UNITED NATIONS: A senior UN official warned Tuesday of a possible internal conflict and worsening poverty in Afghanistan if the Taliban don’t respond quickly to the needs of all elements of society, saying their crackdown on the rights of girls and women signals indifference to over 50 percent of Afghanistan’s population and a willingness to risk international isolation.
Markus Potzel, the UN deputy representative for Afghanistan, told the Security Council some of the Taliban’s “claimed and acknowledged achievements” are also eroding.
He pointed to a steady rise in armed clashes, criminal activity and high profile terrorist attacks especially by the Islamic State extremist group which demonstrated in recent months that it can carry out assassinations of figures close to the Taliban, attack foreign embassies, fire rockets against Afghanistan’s neighbors — and maintain their longstanding campaign against Shia Muslims and ethnic minorities.
Potzel said the economic situation also “remains tenuous,” with food security worsening and winter approaching.
The UN humanitarian appeal for $4.4 billion has only received $1.9 billion which is “alarming,” he said, urging donors to immediately provide $614 million to support winter preparations and an additional $154 million to preposition essential supplies before places get cut off by winter weather.
UN humanitarian chief Martin Griffiths said in late August that more than half the Afghan population — some 24 million people — need assistance and close to 19 million are facing acute levels of food insecurity. And “we worry” that the figures will soon become worse because winter weather will send already high fuel and food prices skyrocketing, he said.
While there have been some positive developments in Afghanistan in recent months, Potzel said, they have been too few, too slow, “and are outweighed by the negatives, “in particular, the ongoing ban on secondary education for girls — unique in the world — and growing restrictions on women’s rights.”
When the Taliban first ruled Afghanistan from 1996 to 2001, women and girls were subject to overwhelming restrictions — no education, no participation in public life, and women were required to wear the all-encompassing burqa.
Following the Taliban ouster by US forces in 2001 after the 9/11 attacks in the United States, and for the next 20 years, Afghan girls were not only enrolled in school but universities, and many women became doctors, lawyers, judges, members of parliament and owners of businesses, traveling without face coverings.

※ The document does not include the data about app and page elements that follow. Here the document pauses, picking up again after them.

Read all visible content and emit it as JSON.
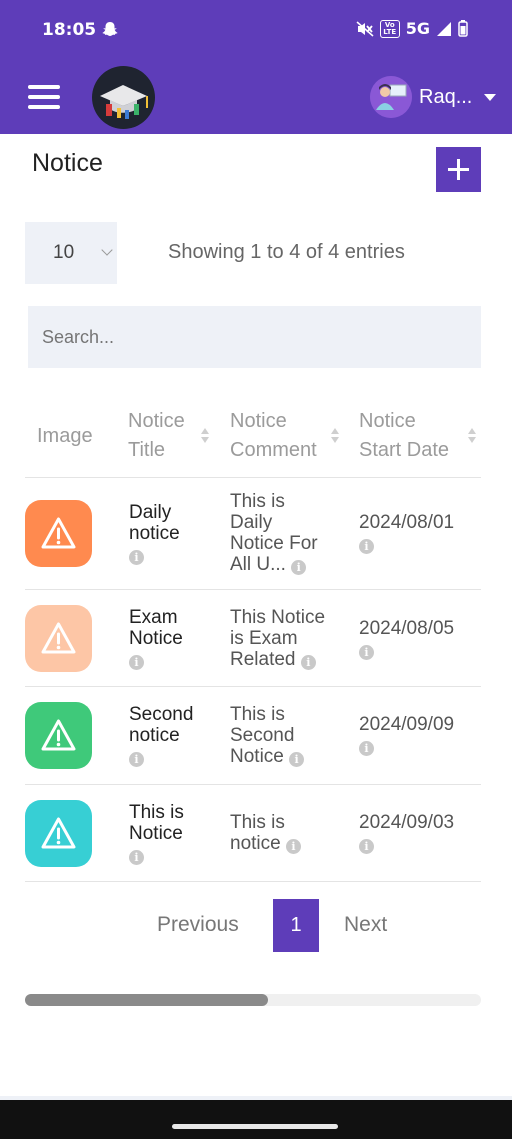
{
  "status_bar": {
    "time": "18:05",
    "network": "5G",
    "volte": "Vo LTE"
  },
  "app_bar": {
    "user_name": "Raq..."
  },
  "page": {
    "title": "Notice"
  },
  "table_controls": {
    "page_length": "10",
    "showing_info": "Showing 1 to 4 of 4 entries",
    "search_placeholder": "Search..."
  },
  "table": {
    "headers": {
      "image": "Image",
      "notice_title_1": "Notice",
      "notice_title_2": "Title",
      "notice_comment_1": "Notice",
      "notice_comment_2": "Comment",
      "notice_start_1": "Notice",
      "notice_start_2": "Start Date"
    },
    "rows": [
      {
        "title_1": "Daily",
        "title_2": "notice",
        "comment_1": "This is",
        "comment_2": "Daily",
        "comment_3": "Notice For",
        "comment_4": "All U...",
        "date": "2024/08/01",
        "icon_color": "#ff8a4f"
      },
      {
        "title_1": "Exam",
        "title_2": "Notice",
        "comment_1": "This Notice",
        "comment_2": "is Exam",
        "comment_3": "Related",
        "date": "2024/08/05",
        "icon_color": "#fdc6a6"
      },
      {
        "title_1": "Second",
        "title_2": "notice",
        "comment_1": "This is",
        "comment_2": "Second",
        "comment_3": "Notice",
        "date": "2024/09/09",
        "icon_color": "#3fc97a"
      },
      {
        "title_1": "This is",
        "title_2": "Notice",
        "comment_1": "This is",
        "comment_2": "notice",
        "date": "2024/09/03",
        "icon_color": "#37cfd4"
      }
    ]
  },
  "pagination": {
    "previous": "Previous",
    "current": "1",
    "next": "Next"
  },
  "colors": {
    "primary": "#5e3db9"
  }
}
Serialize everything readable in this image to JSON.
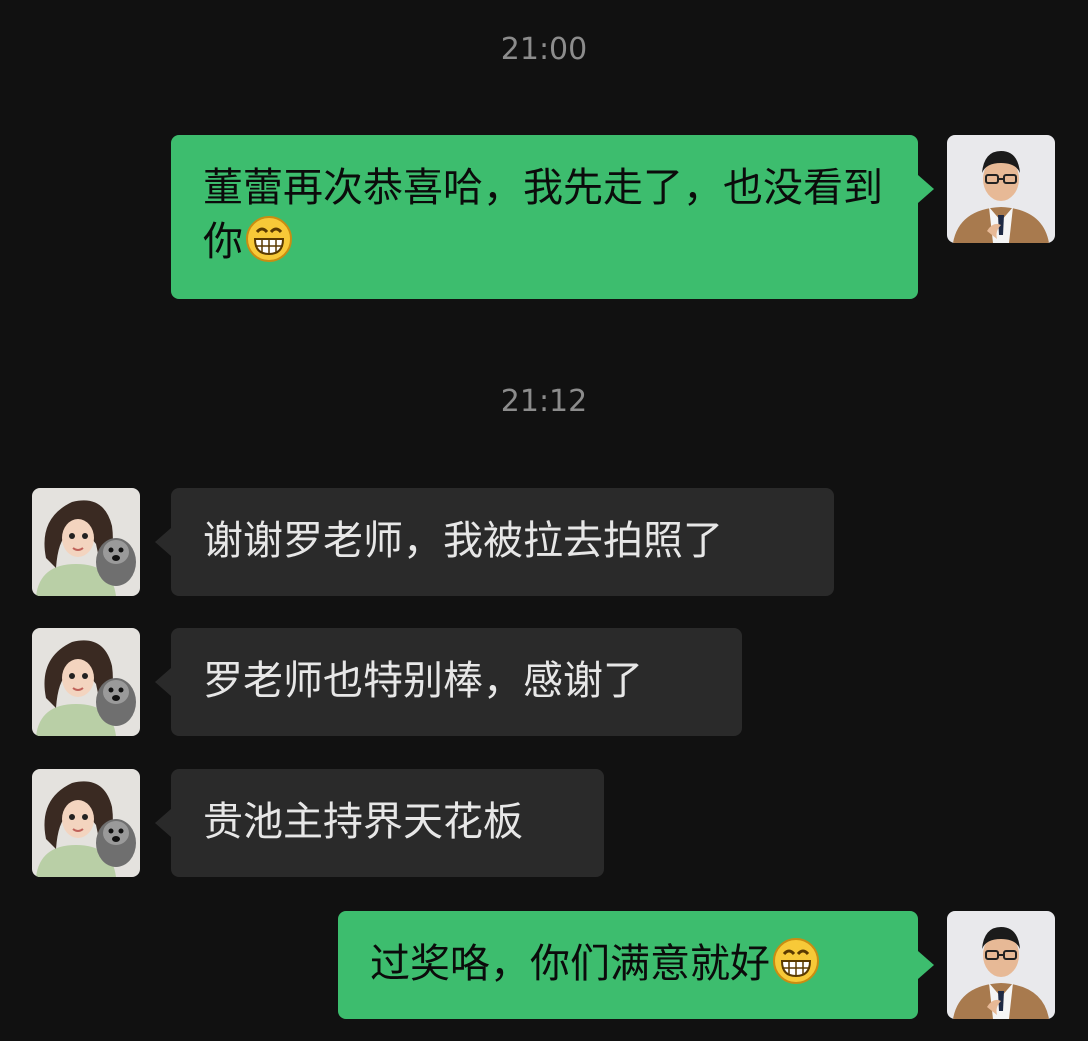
{
  "messages": [
    {
      "time": "21:00"
    },
    {
      "sender": "me",
      "text": "董蕾再次恭喜哈，我先走了，也没看到你",
      "emoji": "grinning-face-icon"
    },
    {
      "time": "21:12"
    },
    {
      "sender": "them",
      "text": "谢谢罗老师，我被拉去拍照了"
    },
    {
      "sender": "them",
      "text": "罗老师也特别棒，感谢了"
    },
    {
      "sender": "them",
      "text": "贵池主持界天花板"
    },
    {
      "sender": "me",
      "text": "过奖咯，你们满意就好",
      "emoji": "grinning-face-icon"
    }
  ],
  "colors": {
    "background": "#111111",
    "my_bubble": "#3dbd6e",
    "their_bubble": "#2a2a2a",
    "timestamp": "#8c8c8c"
  }
}
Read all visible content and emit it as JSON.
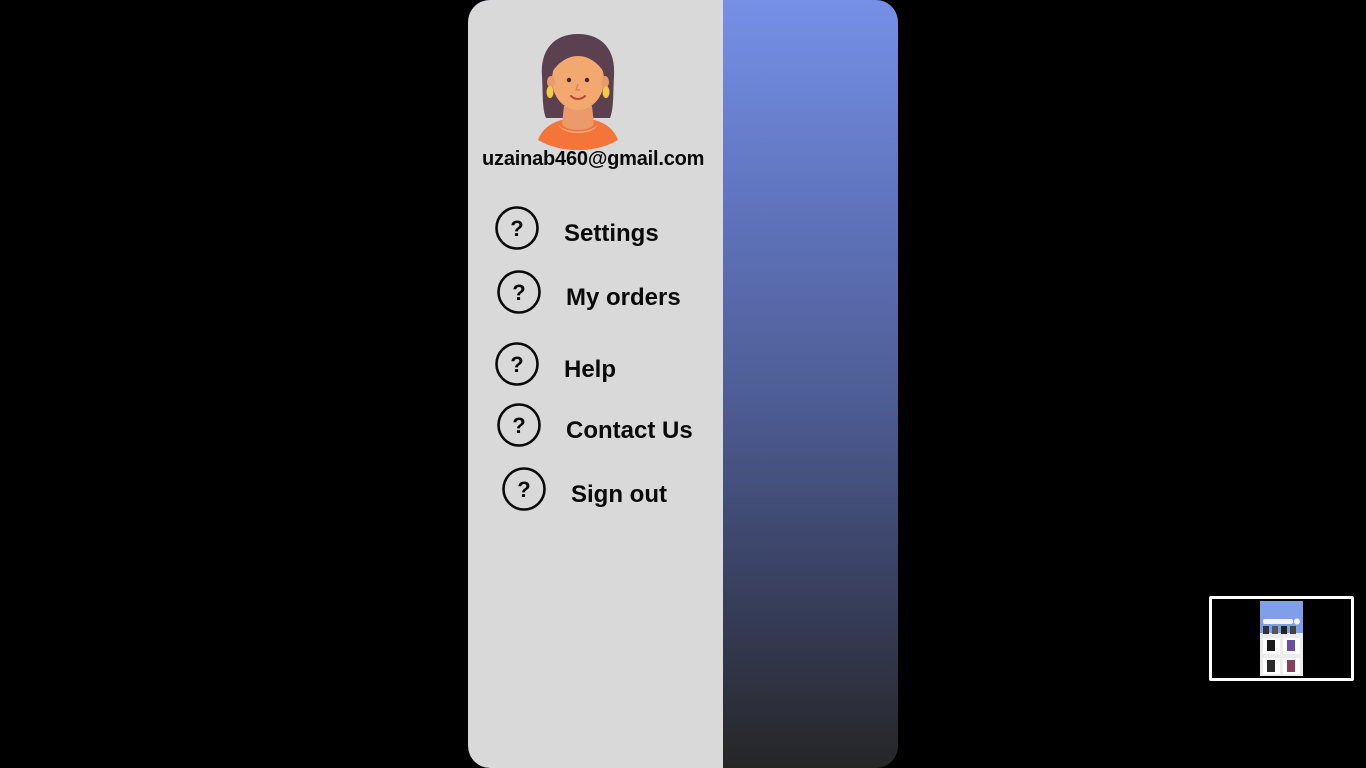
{
  "profile": {
    "email": "uzainab460@gmail.com",
    "avatar_icon": "woman-avatar-icon"
  },
  "menu": {
    "items": [
      {
        "label": "Settings",
        "icon": "question-circle-icon"
      },
      {
        "label": "My orders",
        "icon": "question-circle-icon"
      },
      {
        "label": "Help",
        "icon": "question-circle-icon"
      },
      {
        "label": "Contact Us",
        "icon": "question-circle-icon"
      },
      {
        "label": "Sign out",
        "icon": "question-circle-icon"
      }
    ]
  },
  "colors": {
    "page_background": "#000000",
    "drawer_background": "#d9d9d9",
    "gradient_top": "#7590e6",
    "gradient_bottom": "#262626",
    "text": "#0a0a0a"
  }
}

After the Taliban overran the capital on Aug. 15, 2021 as US and NATO forces were in the final stages of their chaotic withdrawal from Afghanistan after 20 years, they promised a more moderate form of Islamic rule including allowing women to continue their education and work outside the home.
They initially announced no dress code though they also vowed to impose Sharia, or Islamic law. But Taliban hard-liners have since turned back the clock to their previous harsh rule, confirming the worst fears of human rights activists and further complicating Taliban dealings with an already distrustful international community.
Potzel said that in UN discussions with Taliban officials, leaders state that the decision has been made and is maintained by Taliban supreme leader Mullah Haibatullah Akhundzada, “defended by hard-liners around him, but questioned by most of the rest of the movement who are either unable or unwilling to change the trajectory.”
The result, he said, is that women and girls are relegated to their home, deprived of their rights, and “Afghanistan as a whole is denied the benefit of the significant contributions that women and girls have to offer.”
“If the Taliban do not respond to the needs of all elements of Afghan society and constructively engage within the very limited window of opportunity with the international community, it is unclear what would come next,” Potzel said.
“Further fragmentation, isolation, poverty, and internal conflict are scenarios, leading to potential mass migration and a domestic environment conducive to terrorist organizations, as well as greater misery for the Afghan population,” he said.